The strained two-decade marriage of Renault SA and Nissan Motor Co. is about to get a fresh start.
Within hours, the two main antagonists in the crisis that’s paralyzed the world’s biggest automotive alliance have said they’re leaving the stage. Carlos Ghosn, 64, resigned as chairman and chief executive officer of Renault, which finally cast the auto-industry luminary aside -- more than two months after he was jailed in Japan on allegations of financial misdeeds.
In an unexpected twist, Nissan CEO Hiroto Saikawa, a former protege of Ghosn who led the charge against his former boss, said he too intends to step down. The 65-year-old is ready to “pass the baton” in coming months after taking care of his top priority -- reforming the poor governance he says weakened the Japanese carmaker.
Renault’s decision to abandon its leader, and the prospect that Saikawa could soon hand over the reins, may help remove some of the mistrust that’s built up on both sides of the Franco-Japanese alliance. Before his arrest, Ghosn’s chairmanship at the companies kept a lid on tension and prevented clashes from bursting into view. Now it will be up to an outgoing Saikawa and Jean-Dominique Senard, the 65-year-old Michelin CEO named by Renault on Thursday to take over as chairman and manage the French carmaker’s relationship with Nissan and with the alliance.
“It’s not a bad idea that the old team goes and new people come in,” said Pierre Quemener, an analyst at MainFirst Bank AG. “This could be sort of a new beginning, not the end of the alliance.”

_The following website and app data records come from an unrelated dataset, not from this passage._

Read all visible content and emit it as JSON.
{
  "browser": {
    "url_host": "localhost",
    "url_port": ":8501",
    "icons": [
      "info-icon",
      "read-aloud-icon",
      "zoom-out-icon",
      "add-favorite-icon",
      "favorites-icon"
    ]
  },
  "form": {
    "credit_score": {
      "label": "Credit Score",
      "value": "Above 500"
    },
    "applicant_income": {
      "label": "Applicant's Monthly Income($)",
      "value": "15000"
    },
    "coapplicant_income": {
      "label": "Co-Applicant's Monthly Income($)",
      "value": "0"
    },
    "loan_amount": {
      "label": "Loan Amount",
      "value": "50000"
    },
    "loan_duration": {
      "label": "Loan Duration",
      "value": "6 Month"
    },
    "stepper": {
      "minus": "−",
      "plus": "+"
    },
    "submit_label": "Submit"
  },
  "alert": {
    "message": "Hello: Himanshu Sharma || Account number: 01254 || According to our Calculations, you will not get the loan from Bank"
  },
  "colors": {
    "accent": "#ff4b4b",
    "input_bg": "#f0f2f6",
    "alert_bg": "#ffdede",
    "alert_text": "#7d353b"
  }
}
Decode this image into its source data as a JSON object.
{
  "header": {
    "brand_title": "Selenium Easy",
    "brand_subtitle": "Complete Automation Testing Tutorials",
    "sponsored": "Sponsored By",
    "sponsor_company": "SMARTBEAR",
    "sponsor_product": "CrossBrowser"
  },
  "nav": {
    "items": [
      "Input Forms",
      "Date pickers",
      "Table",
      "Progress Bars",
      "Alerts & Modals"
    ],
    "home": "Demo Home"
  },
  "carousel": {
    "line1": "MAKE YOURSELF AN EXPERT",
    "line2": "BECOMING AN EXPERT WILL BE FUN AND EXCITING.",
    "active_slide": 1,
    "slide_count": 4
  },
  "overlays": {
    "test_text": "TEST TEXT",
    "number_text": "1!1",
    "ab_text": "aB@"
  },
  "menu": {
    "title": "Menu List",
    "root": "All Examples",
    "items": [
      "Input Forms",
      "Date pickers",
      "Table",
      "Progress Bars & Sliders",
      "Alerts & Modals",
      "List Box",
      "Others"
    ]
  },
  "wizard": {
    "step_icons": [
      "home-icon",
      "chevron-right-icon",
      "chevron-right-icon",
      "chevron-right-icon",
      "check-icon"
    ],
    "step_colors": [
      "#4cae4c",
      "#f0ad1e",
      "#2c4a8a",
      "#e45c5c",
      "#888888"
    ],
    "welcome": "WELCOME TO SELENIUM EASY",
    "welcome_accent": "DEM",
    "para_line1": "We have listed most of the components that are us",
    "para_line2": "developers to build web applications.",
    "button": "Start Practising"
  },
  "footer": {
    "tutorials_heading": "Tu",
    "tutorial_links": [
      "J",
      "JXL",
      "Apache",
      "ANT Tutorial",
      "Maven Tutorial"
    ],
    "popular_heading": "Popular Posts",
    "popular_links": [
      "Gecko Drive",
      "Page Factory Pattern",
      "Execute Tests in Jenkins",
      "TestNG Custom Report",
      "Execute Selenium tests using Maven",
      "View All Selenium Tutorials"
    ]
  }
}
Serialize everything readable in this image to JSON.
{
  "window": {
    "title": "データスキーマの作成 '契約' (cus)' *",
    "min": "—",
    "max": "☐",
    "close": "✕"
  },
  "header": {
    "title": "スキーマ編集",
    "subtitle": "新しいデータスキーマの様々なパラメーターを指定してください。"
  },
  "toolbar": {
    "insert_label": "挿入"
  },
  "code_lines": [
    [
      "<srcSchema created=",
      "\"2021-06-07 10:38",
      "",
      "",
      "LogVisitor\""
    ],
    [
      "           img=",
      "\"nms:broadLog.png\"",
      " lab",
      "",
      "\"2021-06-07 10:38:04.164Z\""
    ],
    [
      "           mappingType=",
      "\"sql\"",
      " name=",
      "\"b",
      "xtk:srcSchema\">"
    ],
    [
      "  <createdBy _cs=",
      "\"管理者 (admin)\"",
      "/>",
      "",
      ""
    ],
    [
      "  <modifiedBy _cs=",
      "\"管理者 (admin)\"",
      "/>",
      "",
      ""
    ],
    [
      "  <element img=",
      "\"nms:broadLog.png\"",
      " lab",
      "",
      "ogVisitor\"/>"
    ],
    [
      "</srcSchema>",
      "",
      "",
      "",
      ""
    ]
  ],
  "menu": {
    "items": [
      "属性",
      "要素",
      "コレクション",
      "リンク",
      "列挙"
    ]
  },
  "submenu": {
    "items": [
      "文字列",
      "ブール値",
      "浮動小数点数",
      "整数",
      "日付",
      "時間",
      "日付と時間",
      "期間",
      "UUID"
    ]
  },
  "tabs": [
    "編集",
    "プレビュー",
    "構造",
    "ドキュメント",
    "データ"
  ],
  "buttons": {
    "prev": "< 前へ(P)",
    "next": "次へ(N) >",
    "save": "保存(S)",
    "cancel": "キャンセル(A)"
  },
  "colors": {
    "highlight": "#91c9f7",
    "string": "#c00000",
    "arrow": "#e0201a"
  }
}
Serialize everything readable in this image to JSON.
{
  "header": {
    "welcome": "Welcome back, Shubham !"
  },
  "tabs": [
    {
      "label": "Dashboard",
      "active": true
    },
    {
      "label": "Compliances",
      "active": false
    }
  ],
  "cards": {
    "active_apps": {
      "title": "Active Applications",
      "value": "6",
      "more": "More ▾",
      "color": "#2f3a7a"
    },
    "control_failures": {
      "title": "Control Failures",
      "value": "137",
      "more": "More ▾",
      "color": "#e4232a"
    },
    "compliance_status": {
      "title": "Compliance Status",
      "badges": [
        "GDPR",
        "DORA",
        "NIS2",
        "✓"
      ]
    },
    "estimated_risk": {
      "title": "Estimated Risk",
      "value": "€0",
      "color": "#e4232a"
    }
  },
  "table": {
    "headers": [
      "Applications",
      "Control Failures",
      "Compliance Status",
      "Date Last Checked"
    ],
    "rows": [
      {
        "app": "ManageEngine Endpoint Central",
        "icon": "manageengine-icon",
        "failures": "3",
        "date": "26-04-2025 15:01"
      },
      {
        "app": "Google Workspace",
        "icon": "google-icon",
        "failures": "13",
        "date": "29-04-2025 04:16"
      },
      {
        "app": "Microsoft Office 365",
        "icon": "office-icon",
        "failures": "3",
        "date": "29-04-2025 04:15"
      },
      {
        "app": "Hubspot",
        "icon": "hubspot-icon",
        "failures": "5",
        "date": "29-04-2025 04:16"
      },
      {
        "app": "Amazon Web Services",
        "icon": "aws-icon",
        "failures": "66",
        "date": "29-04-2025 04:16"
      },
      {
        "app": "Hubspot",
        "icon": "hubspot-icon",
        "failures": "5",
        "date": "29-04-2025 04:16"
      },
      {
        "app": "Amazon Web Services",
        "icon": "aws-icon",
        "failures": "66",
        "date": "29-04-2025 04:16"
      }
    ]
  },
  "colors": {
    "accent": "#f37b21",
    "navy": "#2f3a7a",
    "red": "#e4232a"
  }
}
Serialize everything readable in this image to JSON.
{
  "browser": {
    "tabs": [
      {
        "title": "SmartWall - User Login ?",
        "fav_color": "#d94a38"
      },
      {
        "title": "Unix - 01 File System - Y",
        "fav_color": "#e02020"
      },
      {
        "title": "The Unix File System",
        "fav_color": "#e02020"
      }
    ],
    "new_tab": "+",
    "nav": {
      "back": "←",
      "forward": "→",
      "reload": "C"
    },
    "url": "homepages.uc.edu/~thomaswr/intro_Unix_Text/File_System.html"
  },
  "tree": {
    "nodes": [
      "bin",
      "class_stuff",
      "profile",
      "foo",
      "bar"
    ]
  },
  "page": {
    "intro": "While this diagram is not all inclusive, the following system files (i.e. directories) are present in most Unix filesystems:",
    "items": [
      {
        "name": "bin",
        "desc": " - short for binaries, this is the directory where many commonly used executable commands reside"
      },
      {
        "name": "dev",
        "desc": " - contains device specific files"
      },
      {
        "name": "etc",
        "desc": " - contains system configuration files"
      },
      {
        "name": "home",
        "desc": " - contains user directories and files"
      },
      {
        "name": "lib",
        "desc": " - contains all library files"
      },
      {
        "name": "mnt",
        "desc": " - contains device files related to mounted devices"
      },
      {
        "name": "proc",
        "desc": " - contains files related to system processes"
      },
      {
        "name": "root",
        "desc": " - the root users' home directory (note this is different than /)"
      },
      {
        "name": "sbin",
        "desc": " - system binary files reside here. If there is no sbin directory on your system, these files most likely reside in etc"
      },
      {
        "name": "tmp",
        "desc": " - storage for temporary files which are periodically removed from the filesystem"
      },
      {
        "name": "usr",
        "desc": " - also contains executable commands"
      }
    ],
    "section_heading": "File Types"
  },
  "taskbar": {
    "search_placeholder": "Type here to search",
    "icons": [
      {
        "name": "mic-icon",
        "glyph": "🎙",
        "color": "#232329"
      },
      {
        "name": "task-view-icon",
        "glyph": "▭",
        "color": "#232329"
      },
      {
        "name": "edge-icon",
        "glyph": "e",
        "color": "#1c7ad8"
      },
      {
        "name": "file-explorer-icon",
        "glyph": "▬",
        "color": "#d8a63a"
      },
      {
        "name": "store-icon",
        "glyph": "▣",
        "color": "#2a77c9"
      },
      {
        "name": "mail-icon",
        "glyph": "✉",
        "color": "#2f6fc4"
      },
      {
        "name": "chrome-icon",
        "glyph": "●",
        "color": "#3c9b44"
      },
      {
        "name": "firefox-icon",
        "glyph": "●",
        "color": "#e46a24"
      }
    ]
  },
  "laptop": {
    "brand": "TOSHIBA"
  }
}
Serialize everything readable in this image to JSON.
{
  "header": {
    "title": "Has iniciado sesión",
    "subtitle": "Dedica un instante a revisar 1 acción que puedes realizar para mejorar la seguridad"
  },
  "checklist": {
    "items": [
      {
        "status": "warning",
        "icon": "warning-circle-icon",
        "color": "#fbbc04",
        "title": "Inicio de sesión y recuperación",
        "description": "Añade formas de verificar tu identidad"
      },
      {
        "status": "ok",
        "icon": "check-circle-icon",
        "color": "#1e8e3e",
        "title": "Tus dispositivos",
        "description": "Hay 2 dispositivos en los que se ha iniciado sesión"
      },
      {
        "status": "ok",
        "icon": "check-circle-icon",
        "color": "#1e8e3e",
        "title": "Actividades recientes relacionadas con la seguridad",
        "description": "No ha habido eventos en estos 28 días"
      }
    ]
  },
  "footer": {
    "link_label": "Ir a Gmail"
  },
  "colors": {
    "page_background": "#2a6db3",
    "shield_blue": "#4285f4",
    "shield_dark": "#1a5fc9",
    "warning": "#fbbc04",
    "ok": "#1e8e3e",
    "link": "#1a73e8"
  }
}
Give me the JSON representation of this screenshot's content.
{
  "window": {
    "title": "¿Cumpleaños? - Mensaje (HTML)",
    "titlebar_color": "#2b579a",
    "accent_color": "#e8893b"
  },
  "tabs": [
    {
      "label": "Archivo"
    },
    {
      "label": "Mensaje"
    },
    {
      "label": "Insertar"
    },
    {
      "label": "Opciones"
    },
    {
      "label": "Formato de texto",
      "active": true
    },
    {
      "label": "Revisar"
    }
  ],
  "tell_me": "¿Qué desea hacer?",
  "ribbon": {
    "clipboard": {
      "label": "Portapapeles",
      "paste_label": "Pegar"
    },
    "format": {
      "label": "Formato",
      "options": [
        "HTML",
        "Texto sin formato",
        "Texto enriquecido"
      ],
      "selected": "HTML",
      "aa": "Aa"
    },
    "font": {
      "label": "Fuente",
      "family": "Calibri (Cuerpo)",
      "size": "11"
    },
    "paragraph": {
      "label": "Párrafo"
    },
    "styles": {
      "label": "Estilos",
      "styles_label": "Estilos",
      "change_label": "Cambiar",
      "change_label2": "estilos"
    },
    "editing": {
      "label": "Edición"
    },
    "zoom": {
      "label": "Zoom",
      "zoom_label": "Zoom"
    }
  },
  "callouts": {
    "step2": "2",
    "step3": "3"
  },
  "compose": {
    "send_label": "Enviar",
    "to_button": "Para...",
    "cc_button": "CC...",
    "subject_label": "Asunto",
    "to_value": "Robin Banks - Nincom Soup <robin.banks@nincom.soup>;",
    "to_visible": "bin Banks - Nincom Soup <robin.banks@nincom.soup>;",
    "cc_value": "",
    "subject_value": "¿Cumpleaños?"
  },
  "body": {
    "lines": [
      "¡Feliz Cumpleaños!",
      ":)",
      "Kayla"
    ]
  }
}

Shares of Nissan advanced 2.2% at 10:42 a.m. in Tokyo, trimming the losses since Ghosn’s Nov. 19 shock arrest to about 9%. Renault is down by a similar amount after rising 1.6% on Thursday in Paris.
Senard is backed by France, the most powerful shareholder of Renault. His appointment could mean he will be more open to politicians’ input than Ghosn, who sometimes clashed with the government. The new Renault chairman will join Nissan’s board and is tasked with proposing any changes to the structure of the alliance.
“Hopefully he takes his time to speak with a wide range of people before setting a strategy,” said Janet Lewis, a Tokyo-based analyst with Macquarie Group Ltd. “He needs to gain trust with the leadership of both Nissan and Renault, and needs to ensure he is not being viewed as a mouthpiece for the French government.”
Saikawa praised Senard as “someone I respect fully.” Saikawa told reporters Friday that the two spoke on the phone after Senard’s appointment, and that he told Senard he is looking forward to working together.
However, the Nissan CEO also hinted at potential areas of friction as the two sides attempt to repair their partnership, which also includes smaller Mitsubishi Motors Corp.
The executive said now wasn’t the time to discuss a full merger. He has opposed deeper integration of the carmakers, an idea that’s been pushed by the French government as it gives the appearance of seeking to make permanent France’s more powerful position within the alliance.
Renault owns 43% of Nissan with voting rights. France owns a 15% stake in Renault and has extra voting power, which gives the government an indirect say in decisions that sometimes affect Nissan. Nissan has a 15% non-voting stake in Renault.
“For Nissan, it’s a good thing for the company for Ghosn to be gone,” said Koji Endo, senior analyst at SBI Securities. “But there are many concerns as we can’t see the shape of the alliance.”
Under Ghosn, developers and factories competed for resources and the assignment of new car models, creating a climate of suspicion at times.
The view from Renault is that Nissan has boasted cars with fresher designs and hot-selling crossover vehicles like the X-Trail and the Qashqai, something that the French carmaker required years to replicate. Nissan also pushed into the important Chinese market under Ghosn’s watch, while Renault has little presence there. Nissan relies on Renault for better access to the vast European market.
For all its challenges, the Renault-Nissan alliance is years ahead of other partnerships that are just forming -- Ford Motor Co. and Volkswagen AG, for instance, and Daimler AG and BMW AG, said Demian Flowers, an analyst with Commerzbank AG in London. Automakers are realizing they need to team up to “future proof” the business, he said.
“Right now, it’s very difficult for them to do anything,” Flowers said. “They’re stuck in a stalemate. They should be out looking for other people to join the alliance who they can develop this expensive stuff with. None of that’s going to happen while we’re all sitting having an argument while this guy’s sitting in jail.”
By Tara Patel, Ma Jie and Gabrielle Coppola